- RoLR scheme is amended to allow the AER to delay the designation of RoLRs by up to 24 hours following a RoLR event which gives the AER greater ability to appoint multiple RoLRs if appropriate.
- National Electricity Rules (NER) are amended to give the RoLR more time to meet AEMO's credit support requirements in relation to the RoLR customers it gains, noting that this maybe a significant number of customers in the event of a large retailer failure or multiple retailer failures.
- NERL is amended to provide the AER with appropriate flexibility in its RoLR plan communication and publication requirements.
In this report, the Commission presents policy advice that can be further developed into law and rule changes that will address the issues present in the RoLR scheme. If the recommendations are accepted by jurisdictions, law changes to the NERL will be progressed by jurisdictions in coordination with rule changes by the AEMC.
The AEMC published a consultation paper on 22 October 2020 seeking stakeholder feedback on a number of specific issues and recommendations to improve the RoLR scheme. Stakeholder submissions were due by 19 November 2020. The Commission received 14 submissions (which are available below).

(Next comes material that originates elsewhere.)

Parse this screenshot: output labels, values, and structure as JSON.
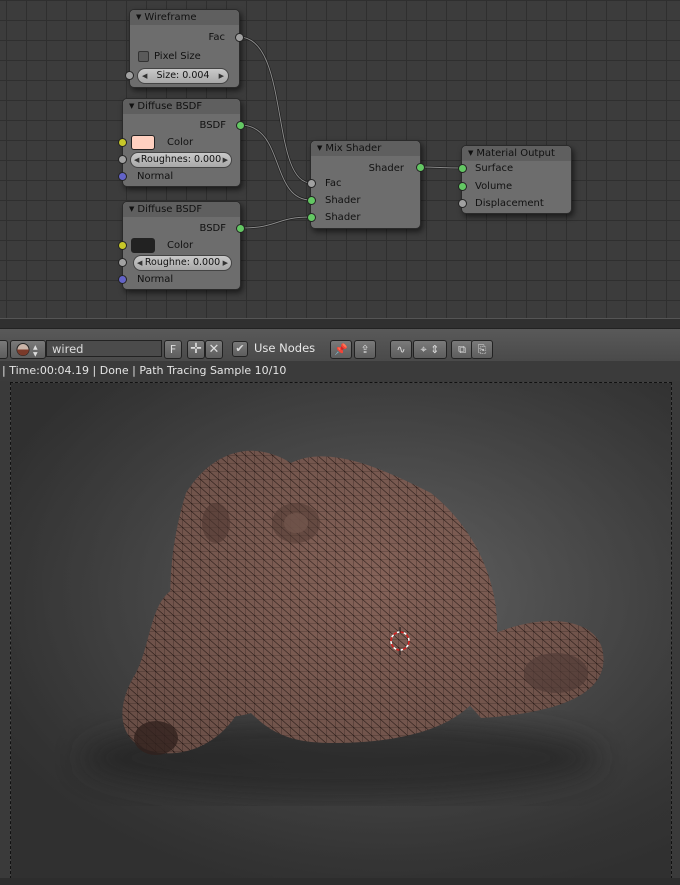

Through the 2020 Retail energy competition review final report the Commission assessed the retail market under the COVID-19 pandemic conditions. The Commission traced through the effects of the pandemic on consumers, retailers and the market as a whole.
Given the Commission’s findings that there had been a sizeable impact on the retail market the Commission assessed the adequacy of the existing market and regulatory framework to deal with the potential for retailer failures. The Commission updated the extensive analysis it previously conducted in the NEM financial market resilience review for pandemic conditions. These specific conditions relate to the failure of a retailer or retailers with a large number of customers, due to a significant increase in the number of customers who are deferring or unable to pay their bills. This may:
- heighten the risk of the existing RoLR scheme triggering financial contagion across the sector through the transfer of non-paying customers to retailers who already have a growing number of non-paying customers
- result in both paying and non-paying customers being automatically placed on the receiving retailer’s standing retail contracts, when experience shows that it will take many years for customers to shift onto lower priced market offer contracts
- reduce competitive pressure on prices generally through the loss of second and third tier retailers who have over recent years been increasing their market shares at the expense of the “Big 3”.
To address these risks the Commission considered that changes should be made to the RoLR scheme to improve outcomes for small customers and to enhance the financial market stability of the NEM. For more information on the Commission's analysis and recommendations see chapter seven of the 2020 Retail energy competition review final report.